It is with his year of service that he earned that respect, and from which he is able to have a serious impact. It may have helped that Andrew is an exceptional young man, with strength of will, passion, and a strong sense of duty.
But there’s no doubt that a lot of sweat and deprivation were involved.
A Letter from the Corps
I am also struck by the parallels to this letter from my nephew in the Peace Corps one might find in a letter home from one of our country’s soldiers.
Each may have a serious impact, each has stepped beyond their own self-interest to do something important, faces danger, and which takes great effort and deprivation. Each has thrust themselves into a completely foreign environment and culture. And each has done this voluntarily. It’s also true that neither has any guarantee of success. I have nothing but respect for them. (more…)
Comments Off on Making a Real Difference: Inspiration From My Nephew
“The single most important thing we can do is …”. Drive less? Conserve? Change a light bulb? Eat vegetables? Invest in technology for new forms of energy? Cap and trade? Install solar panels? Gas tax holiday? Save the polar bear? Which one is best? Which has the biggest impact?
I say “none of the above”. The single biggest thing we can do is anything … now.
The change you do make is the one that has actual value. The ones you don’t make are just vapor. (more…)
Comments Off on Forget numbers: just make the next change that occurs to you
Oil is now at $113 a barrel which is not quite double the cost last year at this time. More than 2 years after Katrina hit New Orleans, things are beginning to get a little better… but far from great. And food prices are setting new records. All of this is more than “inconvenient” for some people, and simply “just inconvenient” for the rest of us.
These are not isolated events.
And that’s all I have to say about that.
Comments Off on Food Costs cause Unrest. What’s Next?
When I started writing this blog, I began to think that it is important to find a simple way to quantify the impact of changes I made (and you make) as a way to help simplify the problem of how to conserve energy. As I began to understand the problem, I realized that energy was at the heart of many of our most serious issues today: global warming, organic food, locally grown food, climate, terrorism, energy independence, geo-politics, and resource depletion. I still believe this is true.
I promoted the idea that one could measure energy most simply through your overall consumption, hence, dollars spent.

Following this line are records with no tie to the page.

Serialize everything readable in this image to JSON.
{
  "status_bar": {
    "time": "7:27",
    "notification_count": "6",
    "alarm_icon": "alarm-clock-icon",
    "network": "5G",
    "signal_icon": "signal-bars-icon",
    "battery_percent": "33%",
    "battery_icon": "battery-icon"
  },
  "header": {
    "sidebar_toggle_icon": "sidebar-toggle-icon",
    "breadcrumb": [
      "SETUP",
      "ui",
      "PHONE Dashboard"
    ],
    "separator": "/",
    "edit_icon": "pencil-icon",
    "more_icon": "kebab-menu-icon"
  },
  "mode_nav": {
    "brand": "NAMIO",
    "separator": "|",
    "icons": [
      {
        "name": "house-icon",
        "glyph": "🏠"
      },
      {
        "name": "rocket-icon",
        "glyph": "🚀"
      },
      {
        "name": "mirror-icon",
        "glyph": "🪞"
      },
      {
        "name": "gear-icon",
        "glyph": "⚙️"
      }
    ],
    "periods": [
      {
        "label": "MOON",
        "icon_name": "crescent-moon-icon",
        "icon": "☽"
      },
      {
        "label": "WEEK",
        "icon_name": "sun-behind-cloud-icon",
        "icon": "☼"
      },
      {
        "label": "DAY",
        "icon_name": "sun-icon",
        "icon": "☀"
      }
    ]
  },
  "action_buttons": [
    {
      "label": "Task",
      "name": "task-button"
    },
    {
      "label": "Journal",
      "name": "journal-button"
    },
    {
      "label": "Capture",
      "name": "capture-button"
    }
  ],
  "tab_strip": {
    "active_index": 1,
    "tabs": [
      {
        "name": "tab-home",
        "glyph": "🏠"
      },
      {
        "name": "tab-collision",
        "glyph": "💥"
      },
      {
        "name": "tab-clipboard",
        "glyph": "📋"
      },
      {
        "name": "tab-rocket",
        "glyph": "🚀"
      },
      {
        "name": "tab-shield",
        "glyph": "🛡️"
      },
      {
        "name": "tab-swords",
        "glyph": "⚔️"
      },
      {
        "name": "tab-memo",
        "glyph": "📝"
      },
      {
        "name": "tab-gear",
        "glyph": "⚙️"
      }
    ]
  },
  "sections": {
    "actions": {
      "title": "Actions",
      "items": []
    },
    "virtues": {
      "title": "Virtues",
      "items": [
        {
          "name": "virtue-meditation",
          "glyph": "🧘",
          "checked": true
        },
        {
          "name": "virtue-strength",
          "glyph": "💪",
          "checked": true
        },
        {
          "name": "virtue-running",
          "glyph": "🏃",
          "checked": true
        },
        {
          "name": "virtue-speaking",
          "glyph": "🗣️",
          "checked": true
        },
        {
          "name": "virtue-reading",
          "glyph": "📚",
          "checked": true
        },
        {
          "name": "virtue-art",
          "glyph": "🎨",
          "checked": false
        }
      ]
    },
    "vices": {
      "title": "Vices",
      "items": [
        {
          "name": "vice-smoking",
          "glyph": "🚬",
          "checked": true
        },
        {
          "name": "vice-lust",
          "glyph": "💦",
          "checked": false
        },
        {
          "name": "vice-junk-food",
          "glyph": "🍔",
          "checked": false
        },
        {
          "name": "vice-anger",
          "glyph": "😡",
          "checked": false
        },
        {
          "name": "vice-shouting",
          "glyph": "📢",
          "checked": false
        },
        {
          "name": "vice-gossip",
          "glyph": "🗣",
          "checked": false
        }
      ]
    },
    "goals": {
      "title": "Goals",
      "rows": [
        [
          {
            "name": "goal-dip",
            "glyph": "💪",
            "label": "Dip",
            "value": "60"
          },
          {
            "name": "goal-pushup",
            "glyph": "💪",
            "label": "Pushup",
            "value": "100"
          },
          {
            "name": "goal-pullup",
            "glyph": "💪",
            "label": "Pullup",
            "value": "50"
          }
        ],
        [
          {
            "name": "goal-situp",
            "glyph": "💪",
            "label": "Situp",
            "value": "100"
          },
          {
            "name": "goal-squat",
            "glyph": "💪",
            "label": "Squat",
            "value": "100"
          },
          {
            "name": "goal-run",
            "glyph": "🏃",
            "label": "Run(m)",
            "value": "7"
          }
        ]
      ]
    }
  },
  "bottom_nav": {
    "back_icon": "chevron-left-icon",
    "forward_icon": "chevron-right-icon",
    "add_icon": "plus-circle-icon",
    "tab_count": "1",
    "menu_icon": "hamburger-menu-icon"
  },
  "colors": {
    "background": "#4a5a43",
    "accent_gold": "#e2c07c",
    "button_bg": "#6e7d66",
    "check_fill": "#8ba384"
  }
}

I think this works at some level on a micro-economic level (your annual household budget, for example). But I have recently come to see that there’s a huge and important flaw in the general way of thinking that lead me to that simplification.
In short, my assumption is that “things” are as they are; our basic assumptions, our ways of thinking, our actions are essentially immutable. (more…)